Energy-optimised buildings abandon air-conditioning and employ energy-efficient and sustainable solutions for cooling. As low-energy cooling concepts use environmental energy from the ground, ground water and outdoor air, these buildings cannot necessarily guarantee a certain, specific room temperature. However, energy-optimised buildings with low-energy cooling concepts provide for a good indoor environment considering adaptive thermal comfort criteria. In spite of highly-developed and many successfully realised projects with passive or low-energy cooling in all European climate zones, there is a strong uncertainty among all persons concerned with building design (architects, HVAC engineers and real estate owners) due to conflicting requirements and standards on the European level and also in the member states. The ThermCo project evaluated existing data, summarising the experiences with low-energy buildings and providing guidance on how to reach low energy cooling.
In this page:
- Evaluation of low-energy cooling concepts all-over Europe using a standardised method based on existing monitoring data from good and best practice examples
- Design guidelines for typical building concepts in the European climate zones
- Knowledge transfer into a proposal for a CEN-standard annex which will act as a commonly accessible knowledge pool for passive and low-energy cooling techniques
- Application of the combined comfort-energy approach to eight demonstration projects in different climatic zones of Europe
- A REHVA handbook for practitioners is under preparation: Low-energy cooling
- Across Europe there are differing definitions of low energy cooling. The ThermCo approach and the REHVA Handbook help to address that issue.
- People have different perceptions of low energy cooling and comfort and 'limited cooling capacity' can be seen in negative terms, by designers and clients alike.
- High performance buildings that consume little energy can go well beyond the requirements of existing legislation. However, there is a strong uncertainty in day-to-day design practice and designers need support and guidance in order to be confident that their design is correct.
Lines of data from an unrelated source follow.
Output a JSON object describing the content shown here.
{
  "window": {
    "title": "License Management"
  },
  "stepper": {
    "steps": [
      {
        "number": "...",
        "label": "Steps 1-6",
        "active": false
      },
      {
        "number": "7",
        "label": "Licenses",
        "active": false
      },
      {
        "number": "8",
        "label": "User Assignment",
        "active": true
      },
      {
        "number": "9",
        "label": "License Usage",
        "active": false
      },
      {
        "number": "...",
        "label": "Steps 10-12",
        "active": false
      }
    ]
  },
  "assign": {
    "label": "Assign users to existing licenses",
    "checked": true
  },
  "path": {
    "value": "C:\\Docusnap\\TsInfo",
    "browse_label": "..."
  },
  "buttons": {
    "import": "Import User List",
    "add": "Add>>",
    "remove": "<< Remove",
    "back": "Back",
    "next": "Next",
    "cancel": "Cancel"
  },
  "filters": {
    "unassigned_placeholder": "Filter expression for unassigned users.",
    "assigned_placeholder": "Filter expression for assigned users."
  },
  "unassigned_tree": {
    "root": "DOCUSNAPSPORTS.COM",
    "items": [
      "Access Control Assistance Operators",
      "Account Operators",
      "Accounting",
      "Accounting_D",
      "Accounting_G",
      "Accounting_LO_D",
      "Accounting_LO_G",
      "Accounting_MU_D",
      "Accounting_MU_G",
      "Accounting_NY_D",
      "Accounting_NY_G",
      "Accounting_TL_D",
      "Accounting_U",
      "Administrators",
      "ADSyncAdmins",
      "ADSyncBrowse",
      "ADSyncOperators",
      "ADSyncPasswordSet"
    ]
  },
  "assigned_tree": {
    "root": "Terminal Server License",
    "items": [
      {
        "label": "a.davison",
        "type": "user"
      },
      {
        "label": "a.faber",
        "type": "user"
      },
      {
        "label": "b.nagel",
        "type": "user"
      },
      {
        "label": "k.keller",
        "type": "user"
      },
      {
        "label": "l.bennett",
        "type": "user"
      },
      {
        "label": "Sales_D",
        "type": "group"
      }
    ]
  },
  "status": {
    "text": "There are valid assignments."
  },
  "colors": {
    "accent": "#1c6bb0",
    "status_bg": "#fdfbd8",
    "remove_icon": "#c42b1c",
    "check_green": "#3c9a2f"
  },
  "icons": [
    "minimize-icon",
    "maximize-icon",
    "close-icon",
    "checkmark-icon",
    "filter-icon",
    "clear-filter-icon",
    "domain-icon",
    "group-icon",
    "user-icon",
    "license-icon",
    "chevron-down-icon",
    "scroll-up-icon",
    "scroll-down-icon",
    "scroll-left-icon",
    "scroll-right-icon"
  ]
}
The REHVA Handbook will contribute to this significantly.
Partners and coordinatorList Map
Fraunhofer-Gesellschaft zur Förderung der angewandten Forschung e.V.
0049 721 6809159
0049 0 761/4588-5337
Duration:01/11/2007 to 30/10/2009